## Assignment
One number, and no other words, should make up the answer: how many lines of the listing contain the string "index".

★ ★ ★ ★ ★

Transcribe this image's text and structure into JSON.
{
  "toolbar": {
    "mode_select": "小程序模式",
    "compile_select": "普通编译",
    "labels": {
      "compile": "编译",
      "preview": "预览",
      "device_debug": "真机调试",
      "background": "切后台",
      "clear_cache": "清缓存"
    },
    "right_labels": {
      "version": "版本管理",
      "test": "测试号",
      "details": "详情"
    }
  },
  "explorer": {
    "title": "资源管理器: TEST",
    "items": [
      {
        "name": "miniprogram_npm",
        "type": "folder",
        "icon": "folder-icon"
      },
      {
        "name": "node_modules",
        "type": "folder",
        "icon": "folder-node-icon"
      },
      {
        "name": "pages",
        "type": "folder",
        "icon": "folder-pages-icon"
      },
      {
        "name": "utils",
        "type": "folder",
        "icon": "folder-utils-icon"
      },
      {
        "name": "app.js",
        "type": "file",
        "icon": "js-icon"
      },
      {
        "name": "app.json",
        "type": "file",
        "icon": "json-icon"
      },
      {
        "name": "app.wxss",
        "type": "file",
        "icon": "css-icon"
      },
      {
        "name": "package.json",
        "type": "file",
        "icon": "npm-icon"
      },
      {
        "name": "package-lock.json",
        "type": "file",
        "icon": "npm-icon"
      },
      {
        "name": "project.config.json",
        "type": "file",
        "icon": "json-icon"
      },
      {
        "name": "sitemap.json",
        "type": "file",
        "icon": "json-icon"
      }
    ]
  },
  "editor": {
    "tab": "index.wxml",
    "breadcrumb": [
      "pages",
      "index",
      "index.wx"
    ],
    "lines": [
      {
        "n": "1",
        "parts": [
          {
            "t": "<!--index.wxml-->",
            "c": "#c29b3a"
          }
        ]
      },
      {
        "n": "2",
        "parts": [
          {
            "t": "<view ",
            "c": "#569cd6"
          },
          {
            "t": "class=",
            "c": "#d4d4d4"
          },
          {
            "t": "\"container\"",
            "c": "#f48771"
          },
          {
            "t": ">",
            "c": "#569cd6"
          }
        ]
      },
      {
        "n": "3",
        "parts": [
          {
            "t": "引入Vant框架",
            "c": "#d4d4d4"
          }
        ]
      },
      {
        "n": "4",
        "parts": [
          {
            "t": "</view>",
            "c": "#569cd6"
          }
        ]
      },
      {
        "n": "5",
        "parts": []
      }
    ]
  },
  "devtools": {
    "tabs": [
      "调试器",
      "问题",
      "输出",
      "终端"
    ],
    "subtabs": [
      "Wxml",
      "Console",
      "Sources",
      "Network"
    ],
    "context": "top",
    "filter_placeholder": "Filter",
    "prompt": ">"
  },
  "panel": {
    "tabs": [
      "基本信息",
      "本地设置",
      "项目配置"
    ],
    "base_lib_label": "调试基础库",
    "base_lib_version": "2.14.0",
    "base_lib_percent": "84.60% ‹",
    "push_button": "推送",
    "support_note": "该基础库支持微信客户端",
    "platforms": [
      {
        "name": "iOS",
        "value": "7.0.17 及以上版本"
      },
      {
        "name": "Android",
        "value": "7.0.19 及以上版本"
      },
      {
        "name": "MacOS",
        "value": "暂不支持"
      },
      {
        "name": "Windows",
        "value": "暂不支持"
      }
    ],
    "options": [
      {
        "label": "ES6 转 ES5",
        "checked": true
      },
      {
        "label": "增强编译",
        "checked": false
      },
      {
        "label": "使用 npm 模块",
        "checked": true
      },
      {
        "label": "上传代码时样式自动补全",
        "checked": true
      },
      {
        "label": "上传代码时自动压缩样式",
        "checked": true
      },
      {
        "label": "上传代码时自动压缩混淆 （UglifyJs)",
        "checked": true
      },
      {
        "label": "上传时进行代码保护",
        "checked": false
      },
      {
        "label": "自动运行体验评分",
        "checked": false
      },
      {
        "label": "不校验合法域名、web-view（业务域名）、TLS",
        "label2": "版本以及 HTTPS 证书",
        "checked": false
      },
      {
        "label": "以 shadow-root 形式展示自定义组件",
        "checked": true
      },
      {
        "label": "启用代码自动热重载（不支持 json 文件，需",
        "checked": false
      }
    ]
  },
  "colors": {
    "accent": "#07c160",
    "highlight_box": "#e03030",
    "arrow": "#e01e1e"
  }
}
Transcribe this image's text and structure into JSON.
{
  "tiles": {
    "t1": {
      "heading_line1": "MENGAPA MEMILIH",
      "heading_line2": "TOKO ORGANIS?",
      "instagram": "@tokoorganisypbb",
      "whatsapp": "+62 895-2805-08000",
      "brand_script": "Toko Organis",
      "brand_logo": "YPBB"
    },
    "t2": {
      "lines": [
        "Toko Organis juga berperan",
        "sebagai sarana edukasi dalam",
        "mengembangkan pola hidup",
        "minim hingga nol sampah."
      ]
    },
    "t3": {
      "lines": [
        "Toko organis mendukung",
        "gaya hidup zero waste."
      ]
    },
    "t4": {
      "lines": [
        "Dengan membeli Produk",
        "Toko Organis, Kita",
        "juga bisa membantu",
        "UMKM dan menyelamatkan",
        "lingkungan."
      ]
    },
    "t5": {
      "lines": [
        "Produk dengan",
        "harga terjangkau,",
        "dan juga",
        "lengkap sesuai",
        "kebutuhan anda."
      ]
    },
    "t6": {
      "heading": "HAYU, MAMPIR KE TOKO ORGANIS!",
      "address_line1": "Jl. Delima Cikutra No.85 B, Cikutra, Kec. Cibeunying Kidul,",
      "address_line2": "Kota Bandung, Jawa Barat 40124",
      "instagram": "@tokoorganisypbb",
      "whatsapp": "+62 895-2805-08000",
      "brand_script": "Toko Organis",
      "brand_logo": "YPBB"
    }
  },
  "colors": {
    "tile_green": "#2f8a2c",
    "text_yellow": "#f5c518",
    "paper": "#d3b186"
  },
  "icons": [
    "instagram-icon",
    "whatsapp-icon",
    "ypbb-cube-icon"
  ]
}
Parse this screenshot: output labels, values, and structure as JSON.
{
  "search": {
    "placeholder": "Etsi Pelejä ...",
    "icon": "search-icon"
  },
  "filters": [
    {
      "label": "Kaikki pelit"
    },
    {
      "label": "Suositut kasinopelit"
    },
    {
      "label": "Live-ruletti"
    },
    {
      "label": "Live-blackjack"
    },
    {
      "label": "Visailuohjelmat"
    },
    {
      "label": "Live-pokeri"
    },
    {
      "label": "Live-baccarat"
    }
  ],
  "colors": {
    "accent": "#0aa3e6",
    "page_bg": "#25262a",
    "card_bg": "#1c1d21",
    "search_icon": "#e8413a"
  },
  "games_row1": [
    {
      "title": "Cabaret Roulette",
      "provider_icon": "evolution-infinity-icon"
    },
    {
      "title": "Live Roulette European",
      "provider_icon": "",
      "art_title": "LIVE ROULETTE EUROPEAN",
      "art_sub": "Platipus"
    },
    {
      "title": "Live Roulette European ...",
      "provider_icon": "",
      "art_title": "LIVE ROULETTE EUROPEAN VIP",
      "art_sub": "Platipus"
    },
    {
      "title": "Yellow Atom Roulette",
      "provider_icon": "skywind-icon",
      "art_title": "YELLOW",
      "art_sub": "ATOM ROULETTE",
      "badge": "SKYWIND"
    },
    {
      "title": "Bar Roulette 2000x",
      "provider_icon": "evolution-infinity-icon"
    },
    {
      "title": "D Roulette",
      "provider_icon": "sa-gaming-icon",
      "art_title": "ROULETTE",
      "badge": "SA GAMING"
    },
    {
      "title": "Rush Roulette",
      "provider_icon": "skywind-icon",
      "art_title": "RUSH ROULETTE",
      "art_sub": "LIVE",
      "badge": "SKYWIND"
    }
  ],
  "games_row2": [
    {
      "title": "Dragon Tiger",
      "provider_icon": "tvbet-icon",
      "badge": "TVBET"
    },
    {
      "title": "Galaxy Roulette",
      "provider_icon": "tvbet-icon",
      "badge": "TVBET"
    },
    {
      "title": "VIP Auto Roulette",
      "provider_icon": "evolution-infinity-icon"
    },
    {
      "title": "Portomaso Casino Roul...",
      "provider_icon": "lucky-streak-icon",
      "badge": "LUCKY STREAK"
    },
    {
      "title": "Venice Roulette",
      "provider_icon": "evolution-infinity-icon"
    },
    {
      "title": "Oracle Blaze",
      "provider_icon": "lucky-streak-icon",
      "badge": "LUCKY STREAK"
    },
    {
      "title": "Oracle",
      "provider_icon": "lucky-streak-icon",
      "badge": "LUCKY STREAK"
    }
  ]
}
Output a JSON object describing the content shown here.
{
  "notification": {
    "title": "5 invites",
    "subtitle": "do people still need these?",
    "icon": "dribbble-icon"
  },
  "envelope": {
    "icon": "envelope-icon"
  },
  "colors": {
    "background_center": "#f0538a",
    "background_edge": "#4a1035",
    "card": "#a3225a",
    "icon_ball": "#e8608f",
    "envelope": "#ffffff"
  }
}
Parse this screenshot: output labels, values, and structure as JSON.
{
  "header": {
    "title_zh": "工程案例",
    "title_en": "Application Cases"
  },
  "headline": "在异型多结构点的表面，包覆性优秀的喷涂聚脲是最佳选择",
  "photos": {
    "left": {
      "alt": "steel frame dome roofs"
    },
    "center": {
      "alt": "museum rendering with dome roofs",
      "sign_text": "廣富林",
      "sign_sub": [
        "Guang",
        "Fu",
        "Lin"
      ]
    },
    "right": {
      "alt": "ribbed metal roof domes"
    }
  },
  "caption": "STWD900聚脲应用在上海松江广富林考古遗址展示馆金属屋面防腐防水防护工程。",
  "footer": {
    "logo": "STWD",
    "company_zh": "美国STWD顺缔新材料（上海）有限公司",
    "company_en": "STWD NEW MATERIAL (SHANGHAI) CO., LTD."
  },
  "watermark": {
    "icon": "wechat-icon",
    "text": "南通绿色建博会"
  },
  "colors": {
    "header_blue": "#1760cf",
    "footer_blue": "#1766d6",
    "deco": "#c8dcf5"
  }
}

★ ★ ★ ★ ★

## Finished exercise
4